The Wilderness of Dragons: The reception of dragons in thirteenth century Iceland
By Robert E. Cutrer
Master’s Thesis, University of Iceland, 2012
Introduction: Throughout history, the dragon has always dwelt prominently within the hierarchy of monsters. In thirteenth century Iceland, however, the dragon consists of more than the mere imagining of man; it is a creature that is imbued with centuries of history, biology, theology, and mythology synthesized into an oftentimes wholly logical and other times completely fantastical beast. By tracing the aspects of the dragon not only through its mythic past but also through historical, encyclopedic, and archaeological sources an image arises reflecting all of the forces at work in thirteenth century Iceland; additionally, analyzing the methodology and patterns within the dragon-slayings will show the influence of foreign romances and their synthesis into the cultural motif of the Icelandic dragon.
For the motif “dragon” to be comprehensible, the idea must be mutually intelligible within the audience.
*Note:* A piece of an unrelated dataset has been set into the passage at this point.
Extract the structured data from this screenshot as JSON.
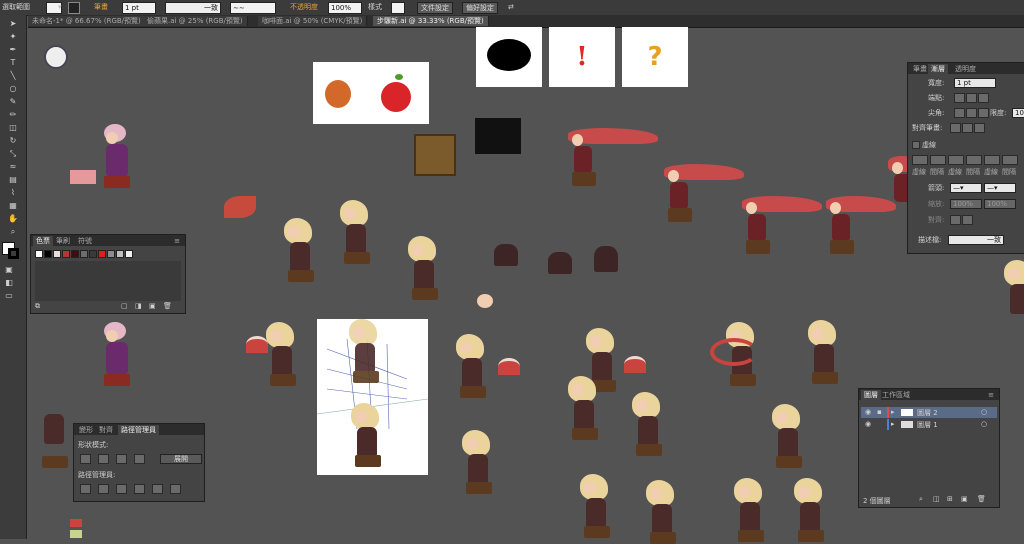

Kathryn Hume notes, “For supernatural beings to be effective in stories, they must be part of a tradition the audience knows and to which it is conditioned to respond.” The idea of the inherent value of the word is addressed by M. M. Bakhtin who writes, “It is not a neutral word of language, not as free from the aspirations and evaluations of others.” The mutual intelligibility of word-images in essential for the texts to be understood. Joyce Tally Lionarons observes, “… we do not not know what a dragon is either. When the word enters actual usage it is not semantically empty…In order to understand the meaning of the word-image ‘dragon’ in medieval literature it is therefore necessary to reconstruct from each individual text both the internal and external questions to which the dragon is an answer.” The majority of scholarship on dragons, however, tends to focus either on studies of an individual dragon—exemplified in the studies of Fáfnir—or in a structuralist approach to trace the dragon back to its origins. Both of these approaches are important, but the shared word-image ‘dragon’ must also be investigated within the epoch of contemporary literature to further elucidate the intentions and adaptations of authors. In works with a clear intention, such as Þiðreks saga af Bern and Þáttr af Ragnars sonum, analysis reveals patterns and uses that can be used to elucidate dragons within more nebulous texts, such as Brennu-Njáls saga.